Flu Vaccine Could Potentially Be Prescribed to Prevent Dementia
Patients with heart failure who have had 3 or more vaccines had a 55% decreased risk of developing dementia.
Findings from a recent study suggest the influenza vaccine is associated with a decreased risk of dementia in patients with heart failure.
"Previous studies have shown that there is link between impairment in cognitive function and heart failure," said Ju-Chi Liu, MD, PhD. "Some reports have also suggested that inflammation after getting the flu might contribute to dementia. However, there are no solid data to demonstrate that influenza vaccination could decrease the relative risk of dementia in patients with heart failure."
The study, presented at Heart Failure 2016 and the 3rd World Congress on Acute Heart Failure, included 20,509 patients over 60-years-old diagnosed with heart failure from 2000 to 2012 from the National Health Insurance Research Dataset.
Of the patients, 10,797 had at least 1 influenza vaccination and 9712 were not vaccinated during the 12-year follow-up, according to the study.
Researchers found that patients who received the vaccine had a 35% decreased risk of developing dementia compared with patients who were not vaccinated. Patients who received 3 or more influenza vaccinations had a 55% decreased risk.
“We think that the flu virus can activate the immune response and cause inflammation which may injure the brain cells," Dr Liu said. "Respiratory infection during flu can induce changes in blood pressure and heart rate, referred to as an unstable haemodynamic status, which may also harm the brain tissue."
Researchers believe this effect could impact the development of dementia, especially in patients with heart failure since they have impaired circulation in the brain already, according to the study.

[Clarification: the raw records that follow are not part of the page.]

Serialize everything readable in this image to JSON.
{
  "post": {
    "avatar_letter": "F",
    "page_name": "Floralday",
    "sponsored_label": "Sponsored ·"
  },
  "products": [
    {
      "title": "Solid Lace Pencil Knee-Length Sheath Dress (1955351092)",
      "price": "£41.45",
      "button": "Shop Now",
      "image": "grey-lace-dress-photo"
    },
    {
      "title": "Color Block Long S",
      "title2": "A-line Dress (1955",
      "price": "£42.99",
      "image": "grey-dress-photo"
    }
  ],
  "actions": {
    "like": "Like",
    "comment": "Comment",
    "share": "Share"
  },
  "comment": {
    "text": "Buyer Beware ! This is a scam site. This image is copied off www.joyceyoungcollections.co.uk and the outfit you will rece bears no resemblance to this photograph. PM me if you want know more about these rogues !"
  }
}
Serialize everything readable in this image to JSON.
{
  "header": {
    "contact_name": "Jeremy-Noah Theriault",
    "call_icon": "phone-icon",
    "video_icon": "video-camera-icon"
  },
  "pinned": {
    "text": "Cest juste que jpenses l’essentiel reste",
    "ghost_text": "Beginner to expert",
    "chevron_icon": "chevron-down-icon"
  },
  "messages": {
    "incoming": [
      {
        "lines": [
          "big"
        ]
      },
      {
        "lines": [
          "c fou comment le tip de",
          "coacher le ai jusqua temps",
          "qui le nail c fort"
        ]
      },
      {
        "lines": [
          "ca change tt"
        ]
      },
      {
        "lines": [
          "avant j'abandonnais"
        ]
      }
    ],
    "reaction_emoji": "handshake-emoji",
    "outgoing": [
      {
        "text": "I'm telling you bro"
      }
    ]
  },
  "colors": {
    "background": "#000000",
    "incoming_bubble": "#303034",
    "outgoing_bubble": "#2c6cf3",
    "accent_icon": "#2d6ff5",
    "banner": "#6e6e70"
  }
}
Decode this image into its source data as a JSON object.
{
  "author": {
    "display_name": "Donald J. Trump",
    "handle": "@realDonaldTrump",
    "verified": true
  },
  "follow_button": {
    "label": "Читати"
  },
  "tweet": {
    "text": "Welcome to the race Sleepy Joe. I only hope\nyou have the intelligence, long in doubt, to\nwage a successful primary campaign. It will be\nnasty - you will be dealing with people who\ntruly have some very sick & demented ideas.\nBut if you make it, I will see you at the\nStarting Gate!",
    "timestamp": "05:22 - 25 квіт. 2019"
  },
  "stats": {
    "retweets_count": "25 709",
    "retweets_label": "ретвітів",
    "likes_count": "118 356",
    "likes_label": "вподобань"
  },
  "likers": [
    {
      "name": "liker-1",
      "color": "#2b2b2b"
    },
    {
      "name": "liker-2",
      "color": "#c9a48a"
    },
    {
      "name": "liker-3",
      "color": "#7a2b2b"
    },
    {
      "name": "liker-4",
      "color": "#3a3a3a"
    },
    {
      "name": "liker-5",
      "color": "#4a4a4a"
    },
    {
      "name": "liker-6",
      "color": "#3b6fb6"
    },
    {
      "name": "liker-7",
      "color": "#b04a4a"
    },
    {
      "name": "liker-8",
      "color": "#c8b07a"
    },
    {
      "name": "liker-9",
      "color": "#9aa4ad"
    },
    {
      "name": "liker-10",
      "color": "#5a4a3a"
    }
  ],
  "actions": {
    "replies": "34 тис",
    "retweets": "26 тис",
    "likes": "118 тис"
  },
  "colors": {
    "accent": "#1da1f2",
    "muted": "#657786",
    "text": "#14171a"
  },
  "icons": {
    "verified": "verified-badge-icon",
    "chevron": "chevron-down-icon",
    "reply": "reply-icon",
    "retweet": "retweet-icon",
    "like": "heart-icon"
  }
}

"Vaccination reduces the chance of getting the flu, which means that the associated immune activation, inflammation and unstable haemodynamic status do not occur,” Dr Liu said. “This could explain the reduced risk of developing dementia. The more vaccinations patients received, the less chance they had of getting the flu, which might be why they had an even lower risk of dementia."
Researchers also discovered that patients who received the vaccine and were over 70-years-old had a 44% decreased risk of dementia and a 26% decreased risk if they were 60- to 69-years-old. Researchers also found that vaccinated male patients had a 40% decreased risk of dementia, and women only had a 31% decreased risk.
Their findings suggest the influenza vaccine could potentially decrease the risk of dementia, as well as reducing the risk of respiratory infection and death from pneumonia.
"If influenza vaccination can prevent the inflammation induced by flu, it may decrease the risk of dementia in heart failure patients. This is an important prospect for dementia prevention,” Dr Liu concluded. “More efforts are needed to ensure that patients with heart failure are vaccinated against influenza every year. Our data suggests that these patients benefit even more from vaccination than was previously thought."